Hayley Gray, The Sex Collective
Anus. Anal sex. Rimming. Have I made you uncomfortable yet?
Well, you’re not alone: anal sex is one of the most socially stigmatized sexual activities, and has been for hundreds of years. The sexual revolution has happened, so why are we still hung up about our backsides? To answer this question, I recommend that we take an existential viewpoint on anal sex acts.
In Denials of Death, Ernest Becker writes that “the anus and its incomprehensible, repulsive product represents not only physical determinism and boundness, but the fate as well of all that is physical: decay and death.”
According to Becker, we are uncomfortable with the existence of our anuses because they force us to acknowledge our “creatureliness.” Our bodies are not merely mechanisms which carry our brains, but instead are living, dying organisms that—to put it frankly—eat, shit and reproduce, like everything else.
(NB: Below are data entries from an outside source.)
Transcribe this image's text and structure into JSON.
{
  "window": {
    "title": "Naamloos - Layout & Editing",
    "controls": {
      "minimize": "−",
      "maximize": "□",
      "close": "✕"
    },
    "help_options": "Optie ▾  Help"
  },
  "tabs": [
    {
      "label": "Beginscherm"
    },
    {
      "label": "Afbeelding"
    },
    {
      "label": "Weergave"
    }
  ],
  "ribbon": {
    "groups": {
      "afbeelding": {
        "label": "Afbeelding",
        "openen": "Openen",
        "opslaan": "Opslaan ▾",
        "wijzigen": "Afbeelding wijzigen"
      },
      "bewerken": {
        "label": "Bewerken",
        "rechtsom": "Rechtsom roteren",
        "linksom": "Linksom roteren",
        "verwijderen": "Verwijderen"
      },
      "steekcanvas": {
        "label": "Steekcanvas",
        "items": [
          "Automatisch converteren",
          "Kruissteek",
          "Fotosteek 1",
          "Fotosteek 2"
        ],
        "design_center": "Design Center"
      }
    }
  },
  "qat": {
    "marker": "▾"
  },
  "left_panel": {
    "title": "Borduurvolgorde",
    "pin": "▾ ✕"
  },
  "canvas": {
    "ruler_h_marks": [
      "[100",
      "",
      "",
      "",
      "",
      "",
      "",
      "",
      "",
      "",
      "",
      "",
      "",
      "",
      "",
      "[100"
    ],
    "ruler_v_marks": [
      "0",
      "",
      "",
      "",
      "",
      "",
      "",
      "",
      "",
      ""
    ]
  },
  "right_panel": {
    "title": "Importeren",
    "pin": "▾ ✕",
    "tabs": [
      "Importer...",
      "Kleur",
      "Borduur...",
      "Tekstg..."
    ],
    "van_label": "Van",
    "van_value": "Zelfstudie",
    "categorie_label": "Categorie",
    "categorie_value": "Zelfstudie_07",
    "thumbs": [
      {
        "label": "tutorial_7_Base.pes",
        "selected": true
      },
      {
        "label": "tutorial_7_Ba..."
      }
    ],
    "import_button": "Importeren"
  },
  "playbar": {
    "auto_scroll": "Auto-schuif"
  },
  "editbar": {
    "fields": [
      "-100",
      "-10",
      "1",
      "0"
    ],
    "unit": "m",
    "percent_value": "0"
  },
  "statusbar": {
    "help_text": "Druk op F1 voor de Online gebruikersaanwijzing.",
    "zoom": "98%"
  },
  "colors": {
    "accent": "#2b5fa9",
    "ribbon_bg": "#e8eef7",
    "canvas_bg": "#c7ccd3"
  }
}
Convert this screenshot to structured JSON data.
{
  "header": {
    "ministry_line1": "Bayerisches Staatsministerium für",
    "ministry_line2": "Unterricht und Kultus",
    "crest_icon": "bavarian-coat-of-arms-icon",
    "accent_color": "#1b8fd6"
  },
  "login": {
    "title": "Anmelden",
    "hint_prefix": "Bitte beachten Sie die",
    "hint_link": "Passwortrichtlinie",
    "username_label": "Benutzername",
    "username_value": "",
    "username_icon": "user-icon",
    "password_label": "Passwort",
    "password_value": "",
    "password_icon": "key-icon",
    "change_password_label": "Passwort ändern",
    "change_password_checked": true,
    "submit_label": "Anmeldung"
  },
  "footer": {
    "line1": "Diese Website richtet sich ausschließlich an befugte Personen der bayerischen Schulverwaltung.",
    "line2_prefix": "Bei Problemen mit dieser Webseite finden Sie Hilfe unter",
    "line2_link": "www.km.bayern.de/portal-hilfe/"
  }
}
Now that’s a hard pill to swallow, and none of us do in totality. Especially in academia, we see ourselves as creating art, literature, scientific discoveries, and political developments that are important. We make friends, social connections and eventually families. Becker would state that we act in these ways to deny death, and our eventual irrelevance to the living world which outlasts us.
There is no more direct example of such decay than that which is created by our bodies. It is not universal, but it is natural for us to feel uncomfortable about anything to do with our, or our lovers’, backsides. So if you are a sex-positive individual who isn’t comfortable with or interested in anal play, don’t beat yourself up about it.
On the flip side, if you’re into anal play and don’t like how your friends, peers, classmates etc. lewdly mock it, just consider yourself to be existentially more aware of your creatureliness.
If you’re interested in anal sex but your lover is not, then respect that difference. (Though it couldn’t hurt to pass this column along—hopefully it will open up discussion around their feelings towards anal play.) Perhaps, through talking, you can agree to try some anal acts that you’d both be into. If you can’t come to a resolution with your partner, give solo play a try: at the end of the day, we are each responsible for our own orgasms.
I call them anal sex ‘acts’ because that is what anal play is: a variety of acts. Mainstream sex media would have us believe that anal penetration with no lubrication or build-up is all there is to anal sex.
I recently attended an anal sex talk hosted by Maggie Haywood, owner of Halifax’s Venus Envy: Haywood described anal sex acts as following a continuum from stroking, massaging, rimming, mild penetration of small objects (fingers, dildos etc) and finally full penetration.
“For some people, external play is all they really want out of ass play,” Haywood said. No matter what level of play you are engaging in, Haywood emphasizes that the three most important things to keep in mind with anal sex are relaxation, lubrication, and communication. I would also add condoms or dental dams.
For a full how-to education on anal sex acts, I would recommend heading down to Venus Envy, where their lovely staff will point you in the right direction. If you’re shy, you can start doing your homework from behind your computer screen: sexualhealth.com or at scarleteen.com both have great, respectful advice about approaching and enjoying anal sex.
According to Haywood, anal play is becoming one of the biggest trends in the sex toy business, people of all gender and sexual identities are taking a greater interest in their butts (yes, even heterosexual men). Maybe it’s time to throw out the social stigma associated with anal sex and develop a more inclusive understanding of our bodies and ourselves.